Posted Christmas Day (with a Boxing Day update)

Click thumbnails for larger images

The great Toronto ice storm of 2013 left us in the dark (and cold) for about 43 hours, from 9 am Sunday (Dec. 22) until about 4 am on Christmas Eve.  At the peak, there were 300,000 homes in Toronto without electricity or heat, just as some terribly cold weather approached. We had already gone through a 46-hour blackout in July following that month’s “Great Flood” Toronto had experienced. One lesson we learned from that time was to not keep a lot of food in the freezer! We threw out a lot of spoiled food last summer; a lot less this time around.

If our dark and cold house wasn’t enough of a connection with the problems Toronto was experiencing, we had a fallen hydro lying on the road right in front of our house. Falling tree branches pulled it down on Sunday, severing the house across the road from us from the main electrical feed. (Which of course was dead at the time). A police car sat on our street most of the day blocking the street in case anyone touched the completely dead electric wire. The car left, but the street was blocked off with police tape.

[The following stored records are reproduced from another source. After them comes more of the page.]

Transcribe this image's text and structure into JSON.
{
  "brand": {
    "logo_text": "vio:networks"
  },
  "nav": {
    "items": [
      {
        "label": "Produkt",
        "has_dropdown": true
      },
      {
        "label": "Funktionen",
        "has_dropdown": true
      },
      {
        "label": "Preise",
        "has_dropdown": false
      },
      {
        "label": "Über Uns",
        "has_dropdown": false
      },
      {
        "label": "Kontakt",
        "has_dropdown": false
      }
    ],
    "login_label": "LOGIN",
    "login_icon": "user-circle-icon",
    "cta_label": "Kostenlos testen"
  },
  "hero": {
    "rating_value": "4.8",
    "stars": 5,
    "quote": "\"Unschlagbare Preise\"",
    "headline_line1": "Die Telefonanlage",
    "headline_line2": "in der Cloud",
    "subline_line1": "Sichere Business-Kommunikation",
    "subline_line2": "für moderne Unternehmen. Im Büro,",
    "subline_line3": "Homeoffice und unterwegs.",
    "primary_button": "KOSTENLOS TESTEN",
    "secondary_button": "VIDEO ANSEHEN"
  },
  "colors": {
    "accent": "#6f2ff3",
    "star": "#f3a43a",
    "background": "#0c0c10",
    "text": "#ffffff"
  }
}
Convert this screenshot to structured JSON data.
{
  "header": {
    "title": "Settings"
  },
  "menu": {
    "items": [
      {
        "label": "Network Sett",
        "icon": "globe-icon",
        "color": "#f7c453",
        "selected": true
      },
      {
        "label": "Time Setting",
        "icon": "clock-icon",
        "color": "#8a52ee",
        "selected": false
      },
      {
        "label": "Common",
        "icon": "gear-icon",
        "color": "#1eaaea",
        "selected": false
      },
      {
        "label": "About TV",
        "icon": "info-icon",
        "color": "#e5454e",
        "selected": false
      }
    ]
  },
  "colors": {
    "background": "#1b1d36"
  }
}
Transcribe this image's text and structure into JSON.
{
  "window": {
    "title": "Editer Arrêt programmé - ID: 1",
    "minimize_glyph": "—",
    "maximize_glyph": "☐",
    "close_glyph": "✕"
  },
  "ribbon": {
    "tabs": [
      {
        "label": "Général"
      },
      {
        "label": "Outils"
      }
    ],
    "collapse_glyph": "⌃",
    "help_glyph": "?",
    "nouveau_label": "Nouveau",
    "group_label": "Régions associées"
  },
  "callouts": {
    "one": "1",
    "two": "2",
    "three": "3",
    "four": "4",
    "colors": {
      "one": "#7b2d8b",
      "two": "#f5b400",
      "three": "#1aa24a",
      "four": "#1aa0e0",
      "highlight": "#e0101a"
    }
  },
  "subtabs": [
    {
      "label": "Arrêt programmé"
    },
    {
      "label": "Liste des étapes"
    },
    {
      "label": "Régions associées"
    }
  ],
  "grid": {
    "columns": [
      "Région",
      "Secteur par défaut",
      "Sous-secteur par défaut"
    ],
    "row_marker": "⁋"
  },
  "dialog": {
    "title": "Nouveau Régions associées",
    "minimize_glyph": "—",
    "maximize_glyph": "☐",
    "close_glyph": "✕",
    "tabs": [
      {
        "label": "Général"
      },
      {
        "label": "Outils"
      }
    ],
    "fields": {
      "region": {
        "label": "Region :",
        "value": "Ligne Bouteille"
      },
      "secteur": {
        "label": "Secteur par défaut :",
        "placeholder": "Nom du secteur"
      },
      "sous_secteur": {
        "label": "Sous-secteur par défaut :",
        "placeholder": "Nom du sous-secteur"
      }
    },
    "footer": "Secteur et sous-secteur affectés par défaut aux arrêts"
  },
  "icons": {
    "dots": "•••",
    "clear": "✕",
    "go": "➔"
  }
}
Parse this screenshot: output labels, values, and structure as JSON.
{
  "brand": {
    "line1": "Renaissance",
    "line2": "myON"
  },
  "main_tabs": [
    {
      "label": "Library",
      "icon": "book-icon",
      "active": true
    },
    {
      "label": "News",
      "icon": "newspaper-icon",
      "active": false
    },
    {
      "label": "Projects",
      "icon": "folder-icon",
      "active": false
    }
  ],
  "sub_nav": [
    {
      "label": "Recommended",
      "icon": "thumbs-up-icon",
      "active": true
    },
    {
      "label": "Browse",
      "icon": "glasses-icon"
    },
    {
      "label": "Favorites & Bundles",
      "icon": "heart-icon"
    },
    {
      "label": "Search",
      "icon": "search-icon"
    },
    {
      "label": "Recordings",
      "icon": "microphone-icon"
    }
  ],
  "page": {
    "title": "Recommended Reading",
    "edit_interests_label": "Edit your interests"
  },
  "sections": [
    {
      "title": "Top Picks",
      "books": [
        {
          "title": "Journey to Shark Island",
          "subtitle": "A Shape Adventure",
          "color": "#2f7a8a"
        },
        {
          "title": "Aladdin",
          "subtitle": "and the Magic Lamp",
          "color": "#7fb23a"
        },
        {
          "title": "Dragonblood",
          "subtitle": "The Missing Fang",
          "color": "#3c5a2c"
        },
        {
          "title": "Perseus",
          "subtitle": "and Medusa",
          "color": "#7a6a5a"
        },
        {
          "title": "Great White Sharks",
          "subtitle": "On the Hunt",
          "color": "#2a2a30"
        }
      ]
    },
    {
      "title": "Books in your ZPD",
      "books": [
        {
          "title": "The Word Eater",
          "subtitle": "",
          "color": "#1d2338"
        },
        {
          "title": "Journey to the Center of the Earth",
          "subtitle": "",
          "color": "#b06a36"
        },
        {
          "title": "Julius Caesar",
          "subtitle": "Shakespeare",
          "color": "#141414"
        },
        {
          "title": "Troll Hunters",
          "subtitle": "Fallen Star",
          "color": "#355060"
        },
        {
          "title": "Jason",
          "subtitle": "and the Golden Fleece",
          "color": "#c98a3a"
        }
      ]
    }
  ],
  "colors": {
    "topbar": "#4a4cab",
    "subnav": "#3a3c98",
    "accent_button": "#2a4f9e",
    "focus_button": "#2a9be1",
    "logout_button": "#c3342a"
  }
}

Below: Police guard a dead (for now) hydro wire. We had emergency supplies stockpiled

A hydro wire came down Sunday. Emergency Rations

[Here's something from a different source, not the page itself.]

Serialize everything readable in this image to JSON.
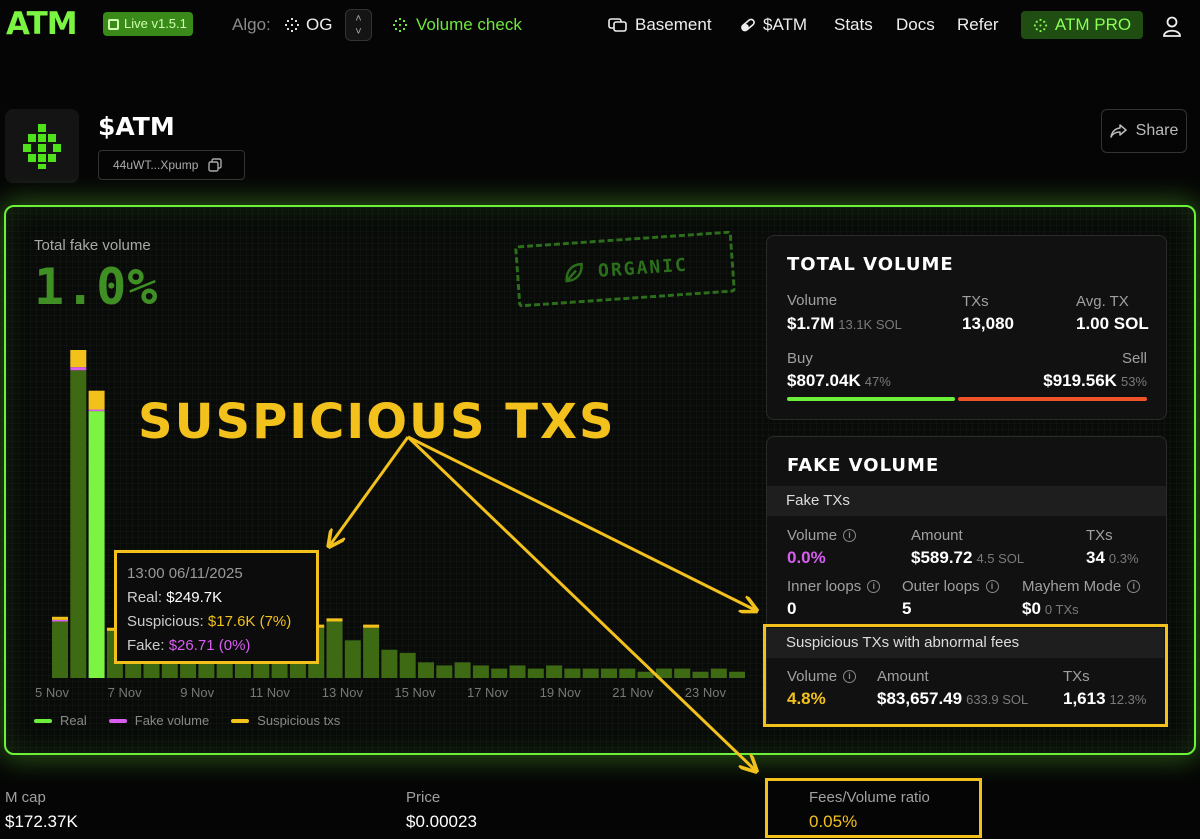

We watched (and our cats, Ethel and Charlie experienced) the dropping of temperature in the house hour by hour. Sunday night, many on our block gathered in a house across the road to enjoy a fireplace, candles and wine. By Monday, some were moving out, to stay with friends and family who had heat and power. We decided to hold off one more day; moving would be traumatic for the cats, and we thought we could survive one more night. Monday night, we went around the corner to a neighbourhood restaurant, Classico, for dinner. The owner also filled up our hot watter bottle. Back home, Charlie and I sat by the fire, while Ethel crawled under the covers and against the hot water bottle. (She stayed near it all night, as we all huddled together in the bed, with plenty of covers).

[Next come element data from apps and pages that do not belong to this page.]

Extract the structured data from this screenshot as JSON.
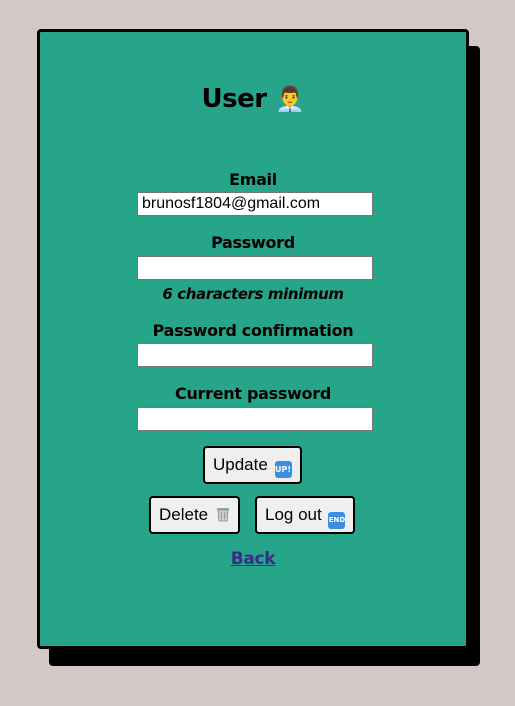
{
  "header": {
    "title": "User",
    "title_emoji": "👨‍💼"
  },
  "form": {
    "email_label": "Email",
    "email_value": "brunosf1804@gmail.com",
    "password_label": "Password",
    "password_value": "",
    "password_hint": "6 characters minimum",
    "password_confirmation_label": "Password confirmation",
    "password_confirmation_value": "",
    "current_password_label": "Current password",
    "current_password_value": ""
  },
  "actions": {
    "update_label": "Update",
    "update_icon": "up-button-icon",
    "delete_label": "Delete",
    "delete_icon": "wastebasket-icon",
    "logout_label": "Log out",
    "logout_icon": "end-arrow-icon",
    "back_label": "Back"
  },
  "colors": {
    "page_background": "#d4c8c6",
    "card_background": "#27a58a",
    "card_shadow": "#000000",
    "link": "#3a2a8a"
  }
}
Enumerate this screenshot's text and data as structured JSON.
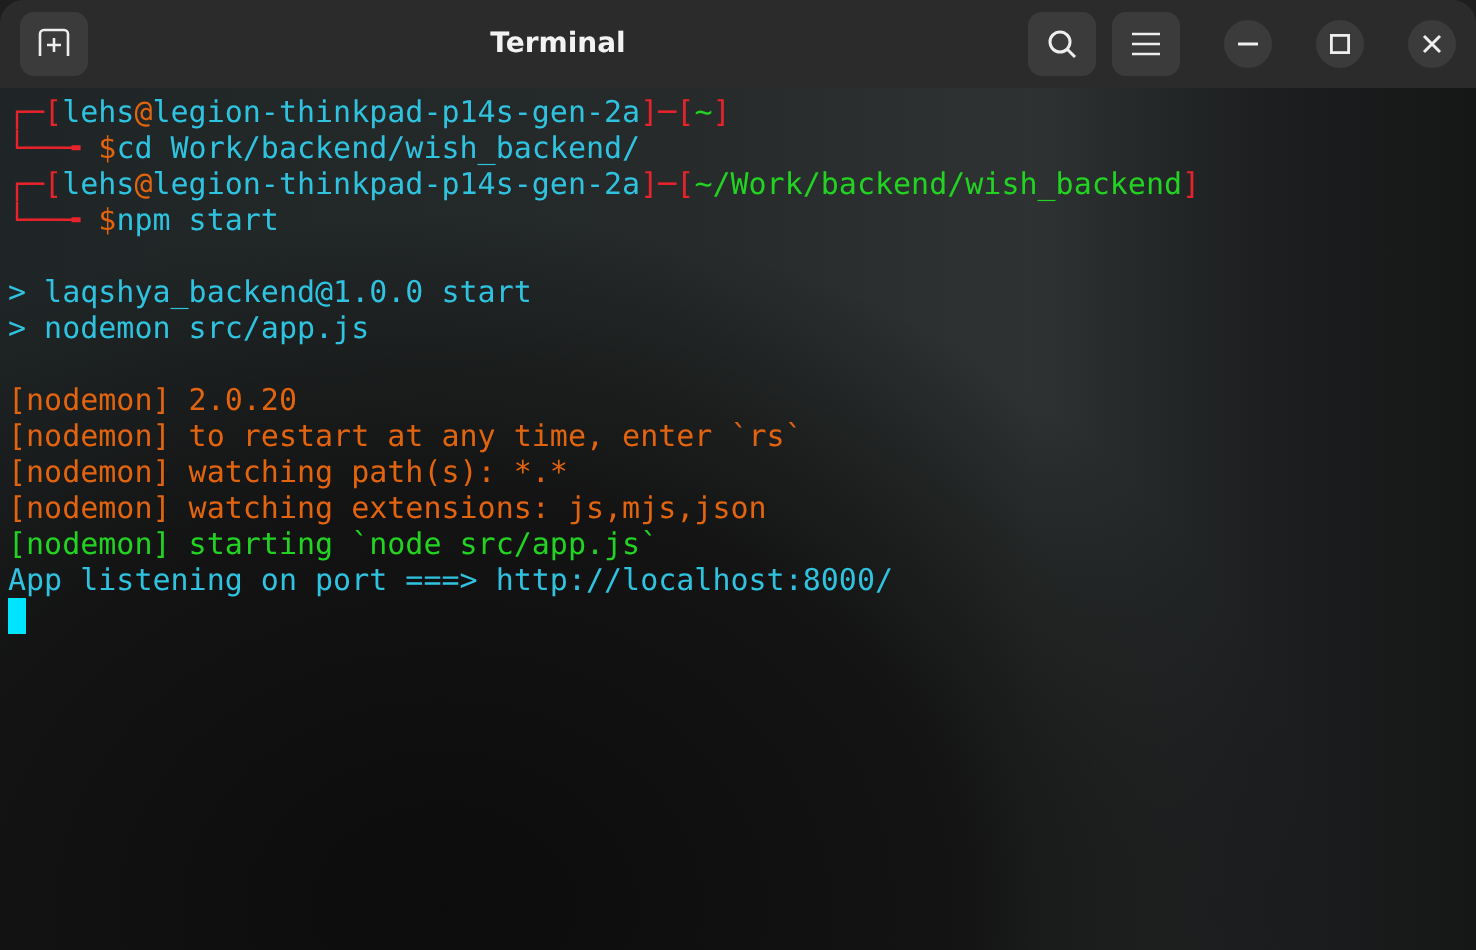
{
  "window": {
    "title": "Terminal"
  },
  "blocks": [
    [
      [
        {
          "text": "┌─[",
          "kind": "red"
        },
        {
          "text": "lehs",
          "kind": "cyan"
        },
        {
          "text": "@",
          "kind": "orange"
        },
        {
          "text": "legion-thinkpad-p14s-gen-2a",
          "kind": "cyan"
        },
        {
          "text": "]─[",
          "kind": "red"
        },
        {
          "text": "~",
          "kind": "green"
        },
        {
          "text": "]",
          "kind": "red"
        }
      ],
      [
        {
          "text": "└──╼ ",
          "kind": "red"
        },
        {
          "text": "$",
          "kind": "orange"
        },
        {
          "text": "cd Work/backend/wish_backend/",
          "kind": "cyan"
        }
      ],
      [
        {
          "text": "┌─[",
          "kind": "red"
        },
        {
          "text": "lehs",
          "kind": "cyan"
        },
        {
          "text": "@",
          "kind": "orange"
        },
        {
          "text": "legion-thinkpad-p14s-gen-2a",
          "kind": "cyan"
        },
        {
          "text": "]─[",
          "kind": "red"
        },
        {
          "text": "~/Work/backend/wish_backend",
          "kind": "green"
        },
        {
          "text": "]",
          "kind": "red"
        }
      ],
      [
        {
          "text": "└──╼ ",
          "kind": "red"
        },
        {
          "text": "$",
          "kind": "orange"
        },
        {
          "text": "npm start",
          "kind": "cyan"
        }
      ]
    ],
    [
      [
        {
          "text": "> laqshya_backend@1.0.0 start",
          "kind": "cyan"
        }
      ],
      [
        {
          "text": "> nodemon src/app.js",
          "kind": "cyan"
        }
      ]
    ],
    [
      [
        {
          "text": "[nodemon] 2.0.20",
          "kind": "orange"
        }
      ],
      [
        {
          "text": "[nodemon] to restart at any time, enter `rs`",
          "kind": "orange"
        }
      ],
      [
        {
          "text": "[nodemon] watching path(s): *.*",
          "kind": "orange"
        }
      ],
      [
        {
          "text": "[nodemon] watching extensions: js,mjs,json",
          "kind": "orange"
        }
      ],
      [
        {
          "text": "[nodemon] starting `node src/app.js`",
          "kind": "green"
        }
      ],
      [
        {
          "text": "App listening on port ===> http://localhost:8000/",
          "kind": "cyan"
        }
      ]
    ]
  ]
}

xmas-freeze_ch-fire-w xmas-freeze_w-bottle-w


I woke up about 4:30am. I knew what time it was because the electric clock told me. Santa had come a day early! I went to the basement to make sure the furnace and hot water heater had come on (they had). I checked the thermostat: 8C — but climbing! How happy all of us were. Soon, the cats settled in in one of their favourite places in winter — on top of the living room radiator. They didn’t move for a long time…


Now, on Christams Day, there are still tens of thousands of homes without power or heat, as crews work around the clock to clear trees, fix wires and restore hydro. We certainly appreciate — once again — having a warm and bright home, especially for Christmas.

Today, a hydro worker showed up to disable the downed hydro line on the street. The house it had come from was the only one on our block which didn’t get power back on Tuesday. Our neighbours moved out that day to stay somewhere with heat. We understand they should get power back sometime tonight.

Below: a couple of other photos from our power-less days.
– Our 1940’s-era Northern Electric phone came through for the second time during a blackout
– Our Ukrainian and Canadian flags in the ice storm.

Once again, our 1940's Northern Electric phone came through during a blackout. Our Ukrainian and Canadian flags in the ice and snow


Boxing Day update…

The original worker yesterday didn’t remove the downed wire. This morning I discovered he’d just looped it up, and stored it safely (!) on our property, covered in much yellow police tape.

Live wire tied up on our yard.

About 11:30 this morning, a crew showed up. They re-attached the wire and restored power to our neighbour’s house.

Onward into winter…